Exercise aim:
Below are entries; work out how many of their lines hold "title", giving only that number.
(Extracted data)
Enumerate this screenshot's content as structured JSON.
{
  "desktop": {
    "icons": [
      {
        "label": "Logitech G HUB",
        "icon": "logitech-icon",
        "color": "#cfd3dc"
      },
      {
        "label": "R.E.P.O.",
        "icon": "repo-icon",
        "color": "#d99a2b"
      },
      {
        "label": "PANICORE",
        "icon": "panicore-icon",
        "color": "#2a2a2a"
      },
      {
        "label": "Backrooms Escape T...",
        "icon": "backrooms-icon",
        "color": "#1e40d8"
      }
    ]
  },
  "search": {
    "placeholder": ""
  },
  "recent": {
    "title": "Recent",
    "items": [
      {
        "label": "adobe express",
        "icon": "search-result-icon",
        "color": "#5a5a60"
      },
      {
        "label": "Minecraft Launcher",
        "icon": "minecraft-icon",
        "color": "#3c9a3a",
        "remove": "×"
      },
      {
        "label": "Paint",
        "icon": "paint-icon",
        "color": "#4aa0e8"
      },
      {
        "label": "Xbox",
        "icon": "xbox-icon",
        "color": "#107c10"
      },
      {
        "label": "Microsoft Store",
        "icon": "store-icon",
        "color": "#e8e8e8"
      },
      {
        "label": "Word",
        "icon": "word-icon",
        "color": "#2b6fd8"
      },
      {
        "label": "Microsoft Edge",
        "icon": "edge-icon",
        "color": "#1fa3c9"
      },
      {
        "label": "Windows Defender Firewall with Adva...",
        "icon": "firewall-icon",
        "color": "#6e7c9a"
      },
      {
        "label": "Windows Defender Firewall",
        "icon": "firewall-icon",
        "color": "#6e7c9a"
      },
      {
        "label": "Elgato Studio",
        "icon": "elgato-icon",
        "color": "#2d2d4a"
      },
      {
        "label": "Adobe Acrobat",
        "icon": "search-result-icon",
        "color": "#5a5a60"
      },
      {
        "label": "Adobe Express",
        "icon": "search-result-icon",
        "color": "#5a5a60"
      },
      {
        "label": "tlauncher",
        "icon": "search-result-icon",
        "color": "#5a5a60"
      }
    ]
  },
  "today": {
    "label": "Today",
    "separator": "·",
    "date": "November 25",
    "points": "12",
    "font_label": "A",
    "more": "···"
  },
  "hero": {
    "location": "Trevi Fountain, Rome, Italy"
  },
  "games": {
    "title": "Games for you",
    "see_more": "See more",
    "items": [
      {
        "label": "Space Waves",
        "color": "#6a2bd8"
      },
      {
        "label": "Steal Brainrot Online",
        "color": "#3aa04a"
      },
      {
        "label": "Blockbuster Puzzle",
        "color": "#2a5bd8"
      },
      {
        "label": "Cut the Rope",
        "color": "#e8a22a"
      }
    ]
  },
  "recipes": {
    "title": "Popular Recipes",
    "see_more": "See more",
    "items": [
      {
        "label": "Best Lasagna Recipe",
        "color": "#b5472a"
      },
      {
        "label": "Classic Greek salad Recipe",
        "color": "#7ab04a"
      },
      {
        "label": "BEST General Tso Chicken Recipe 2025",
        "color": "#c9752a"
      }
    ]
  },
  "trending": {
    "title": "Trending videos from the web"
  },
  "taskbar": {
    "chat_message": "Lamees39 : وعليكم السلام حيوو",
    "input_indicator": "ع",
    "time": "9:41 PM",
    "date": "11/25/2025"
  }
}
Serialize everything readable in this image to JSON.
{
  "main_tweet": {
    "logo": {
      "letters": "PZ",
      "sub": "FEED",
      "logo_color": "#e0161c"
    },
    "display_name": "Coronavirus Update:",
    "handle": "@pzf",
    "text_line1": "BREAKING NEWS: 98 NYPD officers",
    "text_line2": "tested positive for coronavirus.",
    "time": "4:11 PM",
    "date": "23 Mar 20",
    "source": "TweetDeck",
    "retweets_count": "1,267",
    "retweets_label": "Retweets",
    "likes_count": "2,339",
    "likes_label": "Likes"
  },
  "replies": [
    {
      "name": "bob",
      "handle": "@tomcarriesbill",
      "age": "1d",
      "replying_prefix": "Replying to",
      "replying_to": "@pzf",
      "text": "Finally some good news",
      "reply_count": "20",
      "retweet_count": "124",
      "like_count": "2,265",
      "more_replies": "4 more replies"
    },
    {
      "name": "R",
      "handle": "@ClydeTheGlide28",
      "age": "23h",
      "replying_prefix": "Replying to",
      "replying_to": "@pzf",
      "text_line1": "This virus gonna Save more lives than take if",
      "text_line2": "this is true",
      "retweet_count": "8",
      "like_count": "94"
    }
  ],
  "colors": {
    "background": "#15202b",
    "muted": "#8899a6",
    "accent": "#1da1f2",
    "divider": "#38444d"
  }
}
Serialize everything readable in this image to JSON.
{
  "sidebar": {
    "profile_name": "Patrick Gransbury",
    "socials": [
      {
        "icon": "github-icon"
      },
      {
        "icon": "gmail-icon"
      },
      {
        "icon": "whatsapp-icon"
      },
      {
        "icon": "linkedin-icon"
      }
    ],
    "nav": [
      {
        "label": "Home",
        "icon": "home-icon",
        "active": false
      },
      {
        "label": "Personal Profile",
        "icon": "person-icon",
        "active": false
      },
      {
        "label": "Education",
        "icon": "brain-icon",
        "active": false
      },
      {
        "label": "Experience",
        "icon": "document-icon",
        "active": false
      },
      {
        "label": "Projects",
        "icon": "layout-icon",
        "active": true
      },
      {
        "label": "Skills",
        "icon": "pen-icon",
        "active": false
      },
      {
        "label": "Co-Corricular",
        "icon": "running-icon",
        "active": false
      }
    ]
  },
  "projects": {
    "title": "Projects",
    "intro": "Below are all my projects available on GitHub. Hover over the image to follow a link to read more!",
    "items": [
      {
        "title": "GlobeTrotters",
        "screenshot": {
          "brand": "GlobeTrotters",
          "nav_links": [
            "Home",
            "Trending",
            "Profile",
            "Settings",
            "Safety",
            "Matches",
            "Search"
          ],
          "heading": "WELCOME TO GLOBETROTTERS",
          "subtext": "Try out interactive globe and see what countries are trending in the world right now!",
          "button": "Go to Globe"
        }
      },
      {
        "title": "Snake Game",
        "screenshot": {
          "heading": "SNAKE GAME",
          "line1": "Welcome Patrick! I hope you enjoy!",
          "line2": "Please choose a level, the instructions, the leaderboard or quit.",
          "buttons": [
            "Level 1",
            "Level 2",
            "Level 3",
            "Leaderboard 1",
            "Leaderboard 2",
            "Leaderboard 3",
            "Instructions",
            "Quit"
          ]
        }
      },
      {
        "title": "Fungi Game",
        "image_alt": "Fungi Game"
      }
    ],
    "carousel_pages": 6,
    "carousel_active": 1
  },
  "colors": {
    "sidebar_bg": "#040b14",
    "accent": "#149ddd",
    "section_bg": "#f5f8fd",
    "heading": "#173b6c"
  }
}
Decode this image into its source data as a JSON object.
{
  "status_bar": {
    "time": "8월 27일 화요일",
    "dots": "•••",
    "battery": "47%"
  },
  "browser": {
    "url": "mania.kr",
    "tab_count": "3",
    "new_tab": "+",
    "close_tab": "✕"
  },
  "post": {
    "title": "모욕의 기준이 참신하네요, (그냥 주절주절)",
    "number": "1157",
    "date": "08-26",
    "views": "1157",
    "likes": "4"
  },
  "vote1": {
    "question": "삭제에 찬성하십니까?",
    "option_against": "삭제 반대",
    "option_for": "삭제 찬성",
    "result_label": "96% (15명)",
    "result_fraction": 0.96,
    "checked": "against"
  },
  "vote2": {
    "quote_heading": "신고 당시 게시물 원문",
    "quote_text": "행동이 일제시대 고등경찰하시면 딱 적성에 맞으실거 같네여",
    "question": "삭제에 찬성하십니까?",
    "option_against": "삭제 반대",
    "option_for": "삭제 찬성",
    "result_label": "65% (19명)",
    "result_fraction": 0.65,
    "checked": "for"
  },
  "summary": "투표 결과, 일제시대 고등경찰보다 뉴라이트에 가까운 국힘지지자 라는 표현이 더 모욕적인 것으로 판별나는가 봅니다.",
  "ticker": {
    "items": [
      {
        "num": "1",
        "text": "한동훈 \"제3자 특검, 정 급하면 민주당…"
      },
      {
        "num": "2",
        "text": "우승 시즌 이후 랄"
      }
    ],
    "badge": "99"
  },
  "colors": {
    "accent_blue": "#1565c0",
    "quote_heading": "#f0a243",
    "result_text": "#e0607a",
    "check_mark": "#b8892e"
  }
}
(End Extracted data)
Answer box:
9